Collection of other data: Baseline demographics of patients will be recorded, including age, sex, APACHE II score, co-morbidities, diagnosis, days from hospital admission. Ventilator settings - mode, inspired oxygen fraction, tidal and minute ventilation, compliance, PEEP and mean airway pressure will be recorded.

Interventional
Not Provided
Allocation: Randomized
Endpoint Classification: Safety/Efficacy Study
Intervention Model: Parallel Assignment
Masking: Open Label
Primary Purpose: Supportive Care
Intensive Care
Device: CSC100 - Verso airway access adapter CareFusion
Following randomisation patients will have a one-way valve inserted into the ventilator circuit (CSC100 - Verso airway access adapter CareFusion) prior to a non-directed bronchoalveolar lavage (NBL) being performed. Changes in regional ventilation will be recorded by electrical impedance tomography during the NBL. Recordings of ventilation will take place for upto four hours. One-way valve will stay in place until ventilator circuit is changed.
Other Names:
  • One-way adapter valve
  • CSC100 - Verso airway access adapter CareFusion
  • Experimental: NBL with one-way valve
    NBL performed with one-way valve in ventilator circuit during procedure
    Intervention: Device: CSC100 - Verso airway access adapter CareFusion
  • No Intervention: Standard NBL
    Performance of standard NBL with recording of changes in regional ventilation by electrical impedance tomography
Not Provided
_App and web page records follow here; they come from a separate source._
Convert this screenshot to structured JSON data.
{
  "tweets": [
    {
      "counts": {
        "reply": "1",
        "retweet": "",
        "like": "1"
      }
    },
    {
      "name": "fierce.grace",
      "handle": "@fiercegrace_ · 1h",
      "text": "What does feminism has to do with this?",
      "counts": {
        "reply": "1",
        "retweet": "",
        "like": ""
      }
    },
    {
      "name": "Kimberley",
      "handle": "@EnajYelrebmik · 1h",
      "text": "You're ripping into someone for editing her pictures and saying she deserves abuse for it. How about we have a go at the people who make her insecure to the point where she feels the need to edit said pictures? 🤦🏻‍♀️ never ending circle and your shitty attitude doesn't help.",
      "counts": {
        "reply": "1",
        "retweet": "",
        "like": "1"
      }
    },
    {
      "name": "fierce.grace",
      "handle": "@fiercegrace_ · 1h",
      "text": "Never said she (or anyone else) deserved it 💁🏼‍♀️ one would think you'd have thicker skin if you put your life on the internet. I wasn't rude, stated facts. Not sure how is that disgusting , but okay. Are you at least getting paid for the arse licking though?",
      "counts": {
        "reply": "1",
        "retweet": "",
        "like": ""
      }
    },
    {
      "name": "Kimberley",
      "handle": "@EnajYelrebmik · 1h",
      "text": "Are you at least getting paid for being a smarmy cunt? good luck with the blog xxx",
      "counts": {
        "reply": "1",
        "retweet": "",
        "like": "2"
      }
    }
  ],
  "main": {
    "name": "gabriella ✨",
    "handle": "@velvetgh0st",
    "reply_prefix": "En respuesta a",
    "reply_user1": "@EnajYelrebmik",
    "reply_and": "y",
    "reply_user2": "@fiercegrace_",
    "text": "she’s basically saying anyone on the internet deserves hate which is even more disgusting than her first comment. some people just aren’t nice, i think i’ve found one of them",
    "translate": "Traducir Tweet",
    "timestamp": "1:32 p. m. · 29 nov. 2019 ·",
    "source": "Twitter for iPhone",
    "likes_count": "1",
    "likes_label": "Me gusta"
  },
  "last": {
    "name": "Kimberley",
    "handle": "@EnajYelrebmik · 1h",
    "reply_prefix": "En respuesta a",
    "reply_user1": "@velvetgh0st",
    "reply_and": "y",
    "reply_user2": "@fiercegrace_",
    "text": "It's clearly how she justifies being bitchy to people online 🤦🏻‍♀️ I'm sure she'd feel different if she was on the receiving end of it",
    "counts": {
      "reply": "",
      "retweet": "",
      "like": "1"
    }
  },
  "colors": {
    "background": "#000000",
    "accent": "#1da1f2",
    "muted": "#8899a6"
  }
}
*   Includes publications given by the data provider as well as publications identified by ClinicalTrials.gov Identifier (NCT Number) in Medline.
 
Enrolling by invitation
50
January 2011
January 2011   (final data collection date for primary outcome measure)

Inclusion Criteria:

  • Patients aged >18 years
  • Patients in whom an NBL is indicated as part of standard treatment
  • Patient on mechanical ventilation with PEEP

Exclusion Criteria:

  • NBL contraindicated
  • Age <18 years
  • Patient not on mechanical ventilation with PEEP
Both
18 Years and older
No
Contact information is only displayed when the study is recruiting subjects
United Kingdom
 
NCT01143961
09/MRE09/54
No
Dr Matt P Wise, University Hospital of Wales, Cardiff and Vale University Health Board
Cardiff and Vale University Health Board
Not Provided
Principal Investigator: Matt P Wise, DPhil University Hospital of Wales Cardiff & Vale University Health Board
Cardiff and Vale University Health Board
February 2010

ICMJE     Data element required by the International Committee of Medical Journal Editors and the World Health Organization ICTRP